Does aortic stiffness improve the prediction of coronary heart disease in elderly the Rotterdam Study
It has been demonstrated that aortic stiffness is an independent predictor of cardiovascular disease. We investigated whether this measure is of use in cardiovascular risk stratification in clinical practice for elderly subjects (mean age 71.5 years). Within the framework of the Rotterdam Study, we stratified subjects free of coronary heart disease (CHD) at baseline into categories of low (<10%), intermediate (10-20%) and high (>20%) 10-year risk of CHD based on Framingham risk factors. Within each risk category, we determined the percentages of subjects moving into a higher or lower risk category when adding aortic stiffness to the Framingham risk factors. Among 2849 participants, 223 CHD events occurred during a median follow-up of 7.9 years. In the low risk group, 5% of the subjects could be reclassified and in the high-risk group, 6% of the subjects could be reclassified to the intermediate-risk group. In the intermediate-risk group 3% could be reclassified to the high-risk group and 6% to the low-risk group. In a population of elderly subjects, aortic stiffness measurement in addition to Framingham risk factors leads to a limited reclassification of subjects in 10-year cardiovascular disease-risk categories.
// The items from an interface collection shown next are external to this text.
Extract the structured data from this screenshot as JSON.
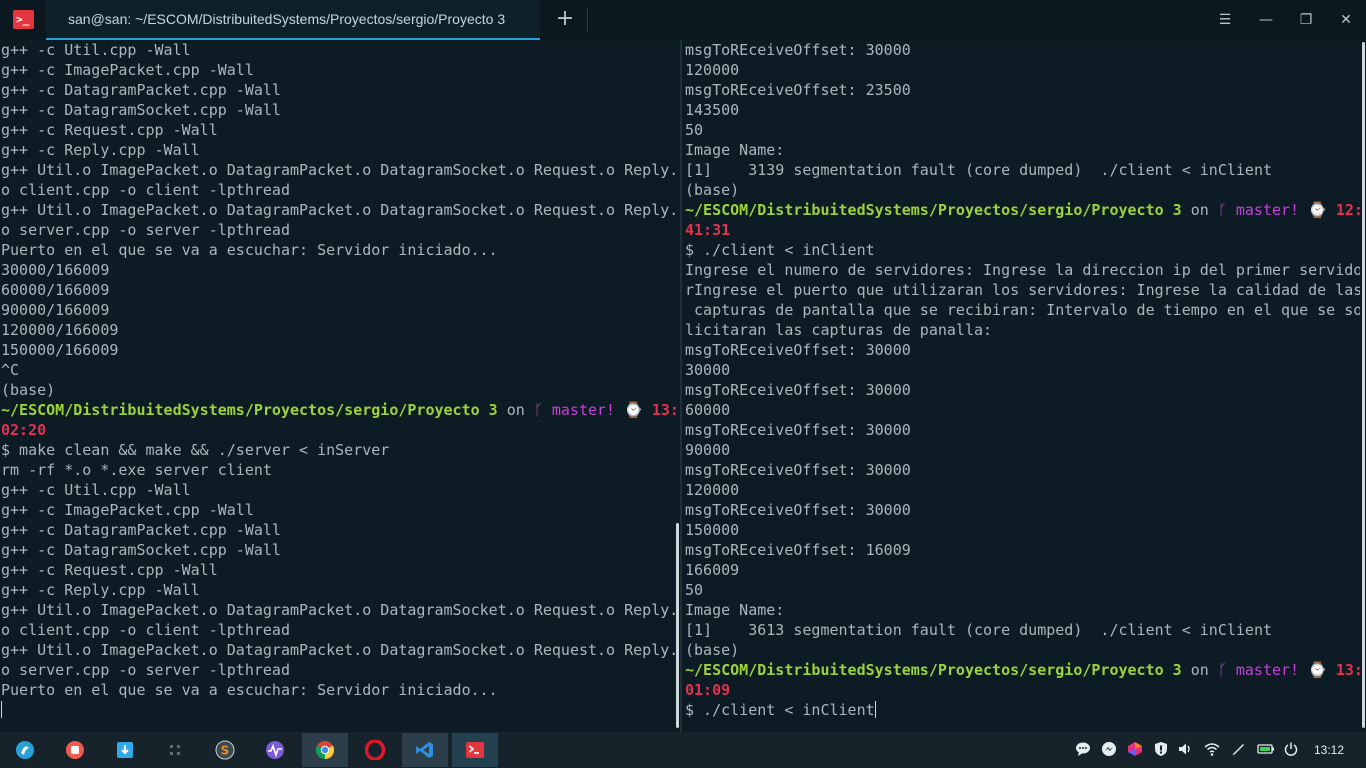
{
  "window": {
    "tab_title": "san@san: ~/ESCOM/DistribuitedSystems/Proyectos/sergio/Proyecto 3",
    "new_tab_glyph": "+",
    "menu_glyph": "☰",
    "minimize_glyph": "—",
    "maximize_glyph": "❐",
    "close_glyph": "✕",
    "app_icon_glyph": ">_",
    "accent": "#2aa1d6"
  },
  "left_pane": {
    "lines_top": [
      "g++ -c Util.cpp -Wall",
      "g++ -c ImagePacket.cpp -Wall",
      "g++ -c DatagramPacket.cpp -Wall",
      "g++ -c DatagramSocket.cpp -Wall",
      "g++ -c Request.cpp -Wall",
      "g++ -c Reply.cpp -Wall",
      "g++ Util.o ImagePacket.o DatagramPacket.o DatagramSocket.o Request.o Reply.",
      "o client.cpp -o client -lpthread",
      "g++ Util.o ImagePacket.o DatagramPacket.o DatagramSocket.o Request.o Reply.",
      "o server.cpp -o server -lpthread",
      "Puerto en el que se va a escuchar: Servidor iniciado...",
      "30000/166009",
      "60000/166009",
      "90000/166009",
      "120000/166009",
      "150000/166009",
      "^C",
      "(base)"
    ],
    "prompt": {
      "path": "~/ESCOM/DistribuitedSystems/Proyectos/sergio/Proyecto 3",
      "on": "on",
      "branch": "master!",
      "time_a": "13:",
      "time_b": "02:20"
    },
    "lines_bottom": [
      "$ make clean && make && ./server < inServer",
      "rm -rf *.o *.exe server client",
      "g++ -c Util.cpp -Wall",
      "g++ -c ImagePacket.cpp -Wall",
      "g++ -c DatagramPacket.cpp -Wall",
      "g++ -c DatagramSocket.cpp -Wall",
      "g++ -c Request.cpp -Wall",
      "g++ -c Reply.cpp -Wall",
      "g++ Util.o ImagePacket.o DatagramPacket.o DatagramSocket.o Request.o Reply.",
      "o client.cpp -o client -lpthread",
      "g++ Util.o ImagePacket.o DatagramPacket.o DatagramSocket.o Request.o Reply.",
      "o server.cpp -o server -lpthread",
      "Puerto en el que se va a escuchar: Servidor iniciado..."
    ]
  },
  "right_pane": {
    "lines_top": [
      "msgToREceiveOffset: 30000",
      "120000",
      "msgToREceiveOffset: 23500",
      "143500",
      "50",
      "Image Name:",
      "[1]    3139 segmentation fault (core dumped)  ./client < inClient",
      "(base)"
    ],
    "prompt1": {
      "path": "~/ESCOM/DistribuitedSystems/Proyectos/sergio/Proyecto 3",
      "on": "on",
      "branch": "master!",
      "time_a": "12:",
      "time_b": "41:31"
    },
    "lines_mid": [
      "$ ./client < inClient",
      "Ingrese el numero de servidores: Ingrese la direccion ip del primer servido",
      "rIngrese el puerto que utilizaran los servidores: Ingrese la calidad de las",
      " capturas de pantalla que se recibiran: Intervalo de tiempo en el que se so",
      "licitaran las capturas de panalla:",
      "msgToREceiveOffset: 30000",
      "30000",
      "msgToREceiveOffset: 30000",
      "60000",
      "msgToREceiveOffset: 30000",
      "90000",
      "msgToREceiveOffset: 30000",
      "120000",
      "msgToREceiveOffset: 30000",
      "150000",
      "msgToREceiveOffset: 16009",
      "166009",
      "50",
      "Image Name:",
      "[1]    3613 segmentation fault (core dumped)  ./client < inClient",
      "(base)"
    ],
    "prompt2": {
      "path": "~/ESCOM/DistribuitedSystems/Proyectos/sergio/Proyecto 3",
      "on": "on",
      "branch": "master!",
      "time_a": "13:",
      "time_b": "01:09"
    },
    "last_command": "$ ./client < inClient"
  },
  "taskbar": {
    "clock": "13:12",
    "apps": [
      "launcher",
      "screen-recorder",
      "app-store",
      "workspace-grid",
      "sublime-text",
      "system-monitor",
      "chrome",
      "opera",
      "vscode",
      "terminal"
    ],
    "colors": {
      "launcher": "#2aa1d6",
      "recorder": "#f05a4f",
      "store": "#31a8e8",
      "sublime": "#f28b1d",
      "monitor": "#7b5cd6",
      "opera": "#e0162b",
      "vscode": "#2f8ee0",
      "terminal": "#e3363f"
    }
  }
}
Therefore, aortic stiffness is associated with the risk of CHD in elderly, but provides no additional value in cardiovascular risk stratification.